-- Opening Marker --
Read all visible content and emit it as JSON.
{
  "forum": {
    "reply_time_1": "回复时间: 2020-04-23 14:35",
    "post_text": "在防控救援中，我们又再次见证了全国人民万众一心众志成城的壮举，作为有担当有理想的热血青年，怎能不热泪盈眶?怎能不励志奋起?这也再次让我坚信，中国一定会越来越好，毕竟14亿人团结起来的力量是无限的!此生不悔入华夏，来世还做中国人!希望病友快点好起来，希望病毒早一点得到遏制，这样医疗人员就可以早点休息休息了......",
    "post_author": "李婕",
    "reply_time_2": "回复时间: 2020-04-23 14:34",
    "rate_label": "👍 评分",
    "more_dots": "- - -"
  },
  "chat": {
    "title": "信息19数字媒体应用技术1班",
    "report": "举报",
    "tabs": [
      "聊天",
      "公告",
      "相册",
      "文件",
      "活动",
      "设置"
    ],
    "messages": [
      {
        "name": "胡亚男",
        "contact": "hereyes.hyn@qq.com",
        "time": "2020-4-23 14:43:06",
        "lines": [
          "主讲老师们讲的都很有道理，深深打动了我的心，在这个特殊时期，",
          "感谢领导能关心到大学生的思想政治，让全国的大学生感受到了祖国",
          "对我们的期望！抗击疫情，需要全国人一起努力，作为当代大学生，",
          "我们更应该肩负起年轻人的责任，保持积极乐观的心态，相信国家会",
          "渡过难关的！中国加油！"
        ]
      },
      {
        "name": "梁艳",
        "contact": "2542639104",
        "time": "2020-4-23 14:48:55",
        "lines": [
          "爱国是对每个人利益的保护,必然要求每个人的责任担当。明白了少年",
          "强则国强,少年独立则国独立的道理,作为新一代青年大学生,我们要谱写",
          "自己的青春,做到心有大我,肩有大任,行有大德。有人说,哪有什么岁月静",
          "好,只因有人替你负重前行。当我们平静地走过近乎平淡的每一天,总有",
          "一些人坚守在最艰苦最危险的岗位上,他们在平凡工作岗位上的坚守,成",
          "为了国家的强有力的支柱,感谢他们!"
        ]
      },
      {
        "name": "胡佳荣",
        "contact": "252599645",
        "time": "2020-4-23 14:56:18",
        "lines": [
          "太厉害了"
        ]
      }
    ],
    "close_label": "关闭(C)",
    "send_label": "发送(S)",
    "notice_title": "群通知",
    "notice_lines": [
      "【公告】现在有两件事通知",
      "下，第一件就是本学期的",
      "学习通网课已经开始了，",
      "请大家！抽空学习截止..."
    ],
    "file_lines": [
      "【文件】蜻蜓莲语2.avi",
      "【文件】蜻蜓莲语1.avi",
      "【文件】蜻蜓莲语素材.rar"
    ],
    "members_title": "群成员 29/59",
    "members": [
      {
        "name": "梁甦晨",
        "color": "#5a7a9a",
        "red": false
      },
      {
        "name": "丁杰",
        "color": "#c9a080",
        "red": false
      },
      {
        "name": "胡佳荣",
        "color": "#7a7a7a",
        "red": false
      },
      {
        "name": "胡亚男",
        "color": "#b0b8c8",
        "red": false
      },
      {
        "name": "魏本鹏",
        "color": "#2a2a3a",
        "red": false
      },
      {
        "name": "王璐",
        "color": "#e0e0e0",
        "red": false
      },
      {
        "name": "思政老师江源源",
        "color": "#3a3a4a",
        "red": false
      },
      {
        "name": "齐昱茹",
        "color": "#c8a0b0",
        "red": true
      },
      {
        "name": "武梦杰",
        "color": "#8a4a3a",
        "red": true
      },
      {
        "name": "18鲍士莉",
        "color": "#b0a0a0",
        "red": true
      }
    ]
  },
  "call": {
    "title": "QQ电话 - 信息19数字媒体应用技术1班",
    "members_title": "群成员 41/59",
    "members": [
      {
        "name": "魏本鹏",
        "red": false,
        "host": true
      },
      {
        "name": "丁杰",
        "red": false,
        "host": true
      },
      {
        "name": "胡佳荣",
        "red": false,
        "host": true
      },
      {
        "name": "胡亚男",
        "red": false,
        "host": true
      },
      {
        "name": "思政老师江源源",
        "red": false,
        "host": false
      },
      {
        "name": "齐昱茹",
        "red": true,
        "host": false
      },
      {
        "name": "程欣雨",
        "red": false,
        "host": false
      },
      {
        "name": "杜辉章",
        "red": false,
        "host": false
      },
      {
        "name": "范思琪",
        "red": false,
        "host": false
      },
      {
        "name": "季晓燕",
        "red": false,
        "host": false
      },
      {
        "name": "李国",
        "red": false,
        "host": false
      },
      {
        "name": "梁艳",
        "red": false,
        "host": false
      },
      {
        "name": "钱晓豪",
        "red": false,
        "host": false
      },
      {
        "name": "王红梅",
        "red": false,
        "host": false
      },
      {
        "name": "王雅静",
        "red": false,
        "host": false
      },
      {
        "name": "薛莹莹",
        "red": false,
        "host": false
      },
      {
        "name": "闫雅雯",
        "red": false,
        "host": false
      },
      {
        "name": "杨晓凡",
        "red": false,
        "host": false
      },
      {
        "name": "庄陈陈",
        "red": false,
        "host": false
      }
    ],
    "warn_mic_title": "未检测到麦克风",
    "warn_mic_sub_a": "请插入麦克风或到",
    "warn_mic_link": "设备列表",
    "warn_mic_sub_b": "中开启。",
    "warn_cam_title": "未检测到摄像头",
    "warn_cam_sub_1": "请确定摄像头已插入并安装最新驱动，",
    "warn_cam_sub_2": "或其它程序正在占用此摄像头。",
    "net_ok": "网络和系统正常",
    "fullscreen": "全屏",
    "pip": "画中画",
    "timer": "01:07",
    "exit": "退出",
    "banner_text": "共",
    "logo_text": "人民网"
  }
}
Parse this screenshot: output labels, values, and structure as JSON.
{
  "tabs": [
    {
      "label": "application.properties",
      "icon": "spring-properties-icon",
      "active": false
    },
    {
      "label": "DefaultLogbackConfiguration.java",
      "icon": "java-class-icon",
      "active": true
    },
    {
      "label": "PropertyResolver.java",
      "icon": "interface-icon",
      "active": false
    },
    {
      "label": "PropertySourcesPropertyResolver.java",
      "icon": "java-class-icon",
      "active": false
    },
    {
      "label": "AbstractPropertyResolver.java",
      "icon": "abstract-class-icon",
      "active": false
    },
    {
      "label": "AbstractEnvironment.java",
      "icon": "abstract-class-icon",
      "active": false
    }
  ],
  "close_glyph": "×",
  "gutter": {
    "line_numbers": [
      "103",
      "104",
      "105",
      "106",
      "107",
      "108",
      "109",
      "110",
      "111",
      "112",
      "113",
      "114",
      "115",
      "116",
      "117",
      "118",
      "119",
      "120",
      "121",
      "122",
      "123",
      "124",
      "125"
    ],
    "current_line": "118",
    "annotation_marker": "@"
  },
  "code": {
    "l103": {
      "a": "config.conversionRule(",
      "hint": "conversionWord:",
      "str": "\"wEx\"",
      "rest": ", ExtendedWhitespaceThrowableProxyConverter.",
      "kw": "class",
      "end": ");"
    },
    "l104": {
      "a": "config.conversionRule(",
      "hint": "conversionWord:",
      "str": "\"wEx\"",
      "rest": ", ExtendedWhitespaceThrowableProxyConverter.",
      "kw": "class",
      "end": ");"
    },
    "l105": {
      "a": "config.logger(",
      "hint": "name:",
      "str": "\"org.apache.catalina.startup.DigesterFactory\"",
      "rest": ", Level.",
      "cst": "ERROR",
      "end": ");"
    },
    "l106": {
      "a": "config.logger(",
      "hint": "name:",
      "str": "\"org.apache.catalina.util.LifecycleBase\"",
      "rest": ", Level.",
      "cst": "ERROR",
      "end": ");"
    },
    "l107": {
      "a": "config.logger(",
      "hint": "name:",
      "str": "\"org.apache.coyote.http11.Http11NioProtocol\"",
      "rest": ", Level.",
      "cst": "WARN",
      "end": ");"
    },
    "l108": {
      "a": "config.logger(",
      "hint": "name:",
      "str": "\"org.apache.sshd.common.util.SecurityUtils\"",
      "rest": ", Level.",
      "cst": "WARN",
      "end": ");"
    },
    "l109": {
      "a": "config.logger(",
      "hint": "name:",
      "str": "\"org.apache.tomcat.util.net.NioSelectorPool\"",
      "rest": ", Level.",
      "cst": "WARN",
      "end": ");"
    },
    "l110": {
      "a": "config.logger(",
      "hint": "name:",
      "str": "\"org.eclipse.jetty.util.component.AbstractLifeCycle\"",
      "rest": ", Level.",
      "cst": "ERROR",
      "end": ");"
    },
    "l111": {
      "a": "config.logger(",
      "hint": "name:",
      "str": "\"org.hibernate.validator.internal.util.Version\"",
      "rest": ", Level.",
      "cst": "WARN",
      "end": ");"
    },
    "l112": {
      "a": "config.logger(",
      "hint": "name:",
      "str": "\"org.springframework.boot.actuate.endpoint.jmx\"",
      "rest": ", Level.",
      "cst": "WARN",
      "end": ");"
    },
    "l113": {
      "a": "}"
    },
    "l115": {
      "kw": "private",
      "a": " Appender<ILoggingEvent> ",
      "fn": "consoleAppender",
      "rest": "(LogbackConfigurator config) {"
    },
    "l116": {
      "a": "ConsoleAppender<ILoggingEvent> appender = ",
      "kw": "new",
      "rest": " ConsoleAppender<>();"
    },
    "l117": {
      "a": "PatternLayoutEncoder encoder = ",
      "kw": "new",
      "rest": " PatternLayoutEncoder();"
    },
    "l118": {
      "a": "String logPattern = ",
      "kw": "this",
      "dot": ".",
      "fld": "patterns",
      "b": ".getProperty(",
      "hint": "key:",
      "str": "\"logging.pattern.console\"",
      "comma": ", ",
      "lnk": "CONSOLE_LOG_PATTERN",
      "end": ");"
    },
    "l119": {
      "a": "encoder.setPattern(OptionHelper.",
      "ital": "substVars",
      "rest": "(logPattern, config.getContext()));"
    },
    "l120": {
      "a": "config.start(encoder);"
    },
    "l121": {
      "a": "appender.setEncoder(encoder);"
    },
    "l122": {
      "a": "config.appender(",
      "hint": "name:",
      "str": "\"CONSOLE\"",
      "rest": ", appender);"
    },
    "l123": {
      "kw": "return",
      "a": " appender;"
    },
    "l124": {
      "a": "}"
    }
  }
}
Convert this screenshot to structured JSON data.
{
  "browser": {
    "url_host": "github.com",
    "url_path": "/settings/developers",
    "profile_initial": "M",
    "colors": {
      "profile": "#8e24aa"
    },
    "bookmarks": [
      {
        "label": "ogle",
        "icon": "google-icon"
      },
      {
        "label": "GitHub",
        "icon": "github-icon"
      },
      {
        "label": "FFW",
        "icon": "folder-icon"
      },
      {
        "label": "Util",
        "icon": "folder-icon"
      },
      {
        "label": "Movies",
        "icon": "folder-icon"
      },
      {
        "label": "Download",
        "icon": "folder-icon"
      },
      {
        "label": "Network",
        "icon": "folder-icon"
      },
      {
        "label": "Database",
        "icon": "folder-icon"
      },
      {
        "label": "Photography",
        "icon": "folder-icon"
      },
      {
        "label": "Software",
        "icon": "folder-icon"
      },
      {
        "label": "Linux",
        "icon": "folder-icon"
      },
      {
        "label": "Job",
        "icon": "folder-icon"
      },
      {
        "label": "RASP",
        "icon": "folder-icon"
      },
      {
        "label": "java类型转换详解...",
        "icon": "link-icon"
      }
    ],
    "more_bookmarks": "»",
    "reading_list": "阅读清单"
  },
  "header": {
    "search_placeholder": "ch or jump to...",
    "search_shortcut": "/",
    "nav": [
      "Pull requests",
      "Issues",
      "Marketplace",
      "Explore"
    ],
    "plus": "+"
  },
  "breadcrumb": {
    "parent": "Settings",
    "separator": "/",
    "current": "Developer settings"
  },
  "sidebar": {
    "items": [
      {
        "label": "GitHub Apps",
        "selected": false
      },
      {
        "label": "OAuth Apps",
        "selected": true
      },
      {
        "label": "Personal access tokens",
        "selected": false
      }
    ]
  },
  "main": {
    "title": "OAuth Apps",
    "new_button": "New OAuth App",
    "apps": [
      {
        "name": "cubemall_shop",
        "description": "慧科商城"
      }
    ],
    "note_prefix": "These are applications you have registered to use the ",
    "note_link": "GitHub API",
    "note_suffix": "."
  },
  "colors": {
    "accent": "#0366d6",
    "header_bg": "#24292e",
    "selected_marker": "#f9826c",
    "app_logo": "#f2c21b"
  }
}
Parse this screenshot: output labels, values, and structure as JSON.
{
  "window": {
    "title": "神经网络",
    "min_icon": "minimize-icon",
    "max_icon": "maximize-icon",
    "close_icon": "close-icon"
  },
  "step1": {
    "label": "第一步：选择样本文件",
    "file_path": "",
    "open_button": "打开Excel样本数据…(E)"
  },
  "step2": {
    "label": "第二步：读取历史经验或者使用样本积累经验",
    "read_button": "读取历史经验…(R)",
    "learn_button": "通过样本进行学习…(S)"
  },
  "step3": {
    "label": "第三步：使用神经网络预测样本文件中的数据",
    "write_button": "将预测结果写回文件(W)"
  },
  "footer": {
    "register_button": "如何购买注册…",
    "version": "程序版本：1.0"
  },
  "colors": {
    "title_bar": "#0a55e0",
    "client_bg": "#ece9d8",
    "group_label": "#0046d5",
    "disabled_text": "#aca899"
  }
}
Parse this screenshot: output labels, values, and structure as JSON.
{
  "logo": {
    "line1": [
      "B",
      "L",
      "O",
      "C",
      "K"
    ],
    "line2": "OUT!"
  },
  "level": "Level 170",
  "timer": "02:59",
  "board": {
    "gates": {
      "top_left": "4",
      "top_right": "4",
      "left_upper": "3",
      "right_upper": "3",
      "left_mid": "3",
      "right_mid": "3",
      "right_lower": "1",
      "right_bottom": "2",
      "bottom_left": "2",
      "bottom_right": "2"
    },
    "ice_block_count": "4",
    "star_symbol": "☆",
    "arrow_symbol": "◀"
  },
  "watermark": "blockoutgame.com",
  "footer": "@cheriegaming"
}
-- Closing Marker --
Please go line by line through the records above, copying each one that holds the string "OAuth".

        "label": "OAuth Apps",
    "title": "OAuth Apps",
    "new_button": "New OAuth App",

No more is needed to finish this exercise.